Data Safety: Back Up Plan
I have supported businesses and their networks for over 17 years. I have evaluated thousands of different computer networks and servers and continue to see new configurations every month. It still amazes me that only 1 in 10 networks I review have reliable backup systems in place. Most studies show that over 50% of business who lose their data consequently go out of business. The businesses that move past such events are the ones who have developed a smart disaster recovery and business continuity plan. With such a high potential cost for data loss, why do so many businesses fly without a recovery net? This is the first part in a three part series that will go into more detail on these important plans.
To avoid adding your business to this statistic, management must first understand the 3 major components of data safety. Understanding these three elements will give you more of a complete strategy for data safety and help you avoid downtime and headaches in the event of a disaster affecting the information you need to run your business:
- Disaster Recovery – see later blog
- Business Continuity – see later blog
- What Backup Program to use: There are many programs that can backup data, but not all backup programs can backup all data. Almost any can backup a file like a Word document or Excel spreadsheet, but some programs store data in a database that requires special handling. A SQL database, for example, will likely not be recoverable if you just “copy” it to a backup location. It has to be backed up by a program that understands SQL and that will “copy” the data properly. Exchange, QuickBooks, SharePoint and many other applications have similar issues. F1 Solutions offers a secure local and offsite service.
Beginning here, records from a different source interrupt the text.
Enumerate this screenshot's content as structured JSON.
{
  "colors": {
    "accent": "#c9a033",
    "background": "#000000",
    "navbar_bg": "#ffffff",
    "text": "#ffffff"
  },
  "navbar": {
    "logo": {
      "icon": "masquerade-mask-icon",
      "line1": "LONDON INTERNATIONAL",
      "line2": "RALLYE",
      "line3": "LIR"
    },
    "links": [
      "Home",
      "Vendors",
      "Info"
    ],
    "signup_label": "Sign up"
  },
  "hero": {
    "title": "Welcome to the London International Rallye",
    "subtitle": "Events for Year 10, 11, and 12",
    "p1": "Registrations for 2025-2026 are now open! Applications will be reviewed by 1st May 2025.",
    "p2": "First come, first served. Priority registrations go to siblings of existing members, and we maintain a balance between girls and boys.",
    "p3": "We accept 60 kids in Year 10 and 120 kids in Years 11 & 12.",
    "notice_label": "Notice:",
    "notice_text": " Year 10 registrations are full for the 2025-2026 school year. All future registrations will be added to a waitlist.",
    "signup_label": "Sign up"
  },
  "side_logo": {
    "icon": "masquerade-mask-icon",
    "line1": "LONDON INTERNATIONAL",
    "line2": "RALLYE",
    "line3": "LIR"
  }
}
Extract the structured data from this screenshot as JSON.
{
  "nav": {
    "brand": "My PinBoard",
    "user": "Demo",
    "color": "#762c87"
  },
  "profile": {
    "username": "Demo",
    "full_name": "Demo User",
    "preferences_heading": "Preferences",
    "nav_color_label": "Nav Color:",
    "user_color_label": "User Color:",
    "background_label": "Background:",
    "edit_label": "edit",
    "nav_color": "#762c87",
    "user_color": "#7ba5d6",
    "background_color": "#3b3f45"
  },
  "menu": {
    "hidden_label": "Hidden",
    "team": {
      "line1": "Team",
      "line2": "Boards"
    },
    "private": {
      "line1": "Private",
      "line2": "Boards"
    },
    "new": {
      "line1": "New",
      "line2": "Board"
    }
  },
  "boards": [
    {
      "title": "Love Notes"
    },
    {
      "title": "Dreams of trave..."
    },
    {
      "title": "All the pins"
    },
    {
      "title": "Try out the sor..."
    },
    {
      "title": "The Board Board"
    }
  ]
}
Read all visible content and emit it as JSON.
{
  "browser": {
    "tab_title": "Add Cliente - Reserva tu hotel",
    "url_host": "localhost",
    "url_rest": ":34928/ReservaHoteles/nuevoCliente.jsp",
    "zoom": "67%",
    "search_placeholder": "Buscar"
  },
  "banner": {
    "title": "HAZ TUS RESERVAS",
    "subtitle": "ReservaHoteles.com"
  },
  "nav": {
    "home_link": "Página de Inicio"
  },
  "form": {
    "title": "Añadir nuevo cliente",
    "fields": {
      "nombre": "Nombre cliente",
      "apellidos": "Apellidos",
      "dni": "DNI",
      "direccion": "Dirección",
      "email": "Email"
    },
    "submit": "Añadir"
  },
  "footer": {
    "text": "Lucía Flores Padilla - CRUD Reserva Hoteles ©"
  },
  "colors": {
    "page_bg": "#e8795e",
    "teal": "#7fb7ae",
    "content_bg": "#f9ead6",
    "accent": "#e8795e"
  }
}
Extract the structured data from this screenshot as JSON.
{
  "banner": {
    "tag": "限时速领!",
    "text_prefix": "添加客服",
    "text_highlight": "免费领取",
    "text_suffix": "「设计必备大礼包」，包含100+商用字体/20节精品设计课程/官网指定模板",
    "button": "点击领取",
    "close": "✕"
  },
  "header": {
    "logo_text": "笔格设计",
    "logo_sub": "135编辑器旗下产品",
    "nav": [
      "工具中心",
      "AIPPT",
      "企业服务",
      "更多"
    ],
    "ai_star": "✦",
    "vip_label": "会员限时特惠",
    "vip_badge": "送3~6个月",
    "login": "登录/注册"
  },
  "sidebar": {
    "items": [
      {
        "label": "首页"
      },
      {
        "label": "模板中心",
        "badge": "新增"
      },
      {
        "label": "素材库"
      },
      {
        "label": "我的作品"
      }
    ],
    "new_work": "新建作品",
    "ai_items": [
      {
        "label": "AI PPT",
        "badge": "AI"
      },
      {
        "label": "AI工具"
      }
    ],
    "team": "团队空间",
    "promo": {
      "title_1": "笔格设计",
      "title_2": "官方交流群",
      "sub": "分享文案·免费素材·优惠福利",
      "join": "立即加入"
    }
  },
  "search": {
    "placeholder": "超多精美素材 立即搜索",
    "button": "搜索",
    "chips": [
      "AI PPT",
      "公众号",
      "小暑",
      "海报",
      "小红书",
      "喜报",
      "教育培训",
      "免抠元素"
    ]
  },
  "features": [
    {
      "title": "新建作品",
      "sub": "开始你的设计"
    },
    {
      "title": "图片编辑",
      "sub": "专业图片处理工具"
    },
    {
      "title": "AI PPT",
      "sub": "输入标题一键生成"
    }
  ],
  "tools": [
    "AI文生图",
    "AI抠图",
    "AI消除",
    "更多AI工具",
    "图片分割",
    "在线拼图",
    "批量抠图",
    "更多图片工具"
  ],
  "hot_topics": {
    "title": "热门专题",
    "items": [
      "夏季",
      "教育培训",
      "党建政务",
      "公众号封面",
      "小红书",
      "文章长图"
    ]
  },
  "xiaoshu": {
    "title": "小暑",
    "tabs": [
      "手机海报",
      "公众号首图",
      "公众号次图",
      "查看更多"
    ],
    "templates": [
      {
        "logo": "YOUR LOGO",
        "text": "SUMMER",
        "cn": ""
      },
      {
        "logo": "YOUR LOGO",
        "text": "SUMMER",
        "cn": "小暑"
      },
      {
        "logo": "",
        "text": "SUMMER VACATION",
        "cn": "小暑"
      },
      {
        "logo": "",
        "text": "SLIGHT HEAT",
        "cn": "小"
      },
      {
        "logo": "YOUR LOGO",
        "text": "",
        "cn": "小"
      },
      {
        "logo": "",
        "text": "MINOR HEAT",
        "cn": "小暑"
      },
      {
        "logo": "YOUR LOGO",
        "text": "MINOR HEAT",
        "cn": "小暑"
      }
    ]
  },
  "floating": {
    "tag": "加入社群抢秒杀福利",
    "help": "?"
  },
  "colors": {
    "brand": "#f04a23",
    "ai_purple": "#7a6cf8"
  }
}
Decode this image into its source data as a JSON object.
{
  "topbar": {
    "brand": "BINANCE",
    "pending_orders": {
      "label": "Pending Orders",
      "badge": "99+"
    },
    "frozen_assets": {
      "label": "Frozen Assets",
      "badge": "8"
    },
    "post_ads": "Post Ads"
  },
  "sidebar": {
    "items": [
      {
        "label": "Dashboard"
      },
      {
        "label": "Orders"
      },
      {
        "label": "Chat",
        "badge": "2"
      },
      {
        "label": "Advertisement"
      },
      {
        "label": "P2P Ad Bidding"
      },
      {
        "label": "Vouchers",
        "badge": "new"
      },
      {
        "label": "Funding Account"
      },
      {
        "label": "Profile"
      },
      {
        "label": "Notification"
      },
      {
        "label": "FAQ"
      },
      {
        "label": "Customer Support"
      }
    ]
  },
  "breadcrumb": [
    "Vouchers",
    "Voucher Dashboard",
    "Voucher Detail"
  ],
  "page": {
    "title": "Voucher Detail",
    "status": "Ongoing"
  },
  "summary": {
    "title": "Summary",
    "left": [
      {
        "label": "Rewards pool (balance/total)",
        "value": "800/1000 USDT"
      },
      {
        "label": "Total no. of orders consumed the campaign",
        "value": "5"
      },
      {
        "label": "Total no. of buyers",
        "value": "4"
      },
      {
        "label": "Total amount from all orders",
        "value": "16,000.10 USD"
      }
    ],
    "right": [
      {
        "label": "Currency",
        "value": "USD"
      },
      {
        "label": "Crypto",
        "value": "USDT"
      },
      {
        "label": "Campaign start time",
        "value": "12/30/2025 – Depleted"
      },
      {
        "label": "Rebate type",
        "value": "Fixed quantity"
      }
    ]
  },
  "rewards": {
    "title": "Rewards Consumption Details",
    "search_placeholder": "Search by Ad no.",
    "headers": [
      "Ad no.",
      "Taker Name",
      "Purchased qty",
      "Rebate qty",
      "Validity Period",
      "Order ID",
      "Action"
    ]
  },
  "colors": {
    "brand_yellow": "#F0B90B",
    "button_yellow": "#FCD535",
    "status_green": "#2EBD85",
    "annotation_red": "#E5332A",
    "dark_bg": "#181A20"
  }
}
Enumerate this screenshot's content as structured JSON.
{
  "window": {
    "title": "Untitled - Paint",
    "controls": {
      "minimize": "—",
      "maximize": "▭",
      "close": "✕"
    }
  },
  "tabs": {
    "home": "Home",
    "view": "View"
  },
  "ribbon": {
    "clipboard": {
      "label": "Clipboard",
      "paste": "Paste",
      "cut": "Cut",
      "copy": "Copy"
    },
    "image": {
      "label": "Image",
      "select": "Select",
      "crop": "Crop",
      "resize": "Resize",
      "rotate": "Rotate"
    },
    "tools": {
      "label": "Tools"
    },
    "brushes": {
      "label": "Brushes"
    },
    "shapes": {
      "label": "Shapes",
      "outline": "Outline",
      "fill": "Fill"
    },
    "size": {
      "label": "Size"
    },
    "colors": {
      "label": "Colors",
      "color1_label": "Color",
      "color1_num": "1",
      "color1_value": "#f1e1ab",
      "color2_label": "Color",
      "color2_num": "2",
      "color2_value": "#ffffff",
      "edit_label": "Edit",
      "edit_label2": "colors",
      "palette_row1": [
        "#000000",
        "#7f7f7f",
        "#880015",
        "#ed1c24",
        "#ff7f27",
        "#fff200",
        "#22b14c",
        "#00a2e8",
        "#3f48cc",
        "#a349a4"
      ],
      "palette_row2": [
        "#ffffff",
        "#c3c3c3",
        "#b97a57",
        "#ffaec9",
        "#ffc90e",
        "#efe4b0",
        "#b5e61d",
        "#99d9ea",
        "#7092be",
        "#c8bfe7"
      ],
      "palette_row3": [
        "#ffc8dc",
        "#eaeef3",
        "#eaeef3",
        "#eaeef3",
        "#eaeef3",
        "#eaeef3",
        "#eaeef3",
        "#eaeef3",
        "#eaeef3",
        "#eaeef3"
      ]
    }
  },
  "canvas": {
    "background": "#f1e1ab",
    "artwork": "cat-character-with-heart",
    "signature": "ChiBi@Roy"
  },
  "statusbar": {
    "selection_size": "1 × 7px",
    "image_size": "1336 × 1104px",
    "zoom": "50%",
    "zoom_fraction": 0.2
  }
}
Backups are the most basic form of data safety. They are also the initial building block that Disaster Recovery and Business Continuity build upon. In simple terms, Backups are a copy of your data taken at a specific moment in time. If a file is deleted by mistake you can “recover” a copy of that file made at that previous moment in time. Here are some important things to consider when designing a backup strategy:
- Identify how often you need to backup: For most businesses this is Daily and some businesses may require even more frequent backups.
- Automate the backup Schedule: Automating the backup means that your backup will run on a pre-determined schedule autonomously. Depending upon a person to remember to run backups manually will always cause problems. If you rely on someone to backup data every day, they will tire of it quickly and the backups will suffer. If someone is sick, if there is an accident, or if someone simply forgets then your data may be in danger. When possible, automated alerts that notify you when a backup task fails are also important.
- Don’t automate backup checks: This may seem to contradict the previous point, but is essential. If someone does not manually do a backup check weekly to verify the automated system is working properly then you could find yourself with backups that are not complete, are corrupt, or simply do not exist. Also once a good backup process has been reliably working, you can spot check it less often. Just be sure to have a written log to hold the person responsible for checking the backups.
- Verify Recovery: A good backup is not good unless it will actually work and restore your data and the only way to fully determine that is to verify it. Nothing feels better than restoring data in a controlled test and it succeeding. Nothing feels worse than needing to restore data and not knowing what to expect or having it fail entirely! How often you do this is up to how well you like to sleep at night. At a minimum these verification checks should be done yearly and whenever the backup is changed significantly. This yearly test should be documented and saved if you fall under a government compliance regulation.
They key to protecting yourself from lost data is to securely have a copy of it in multiple places.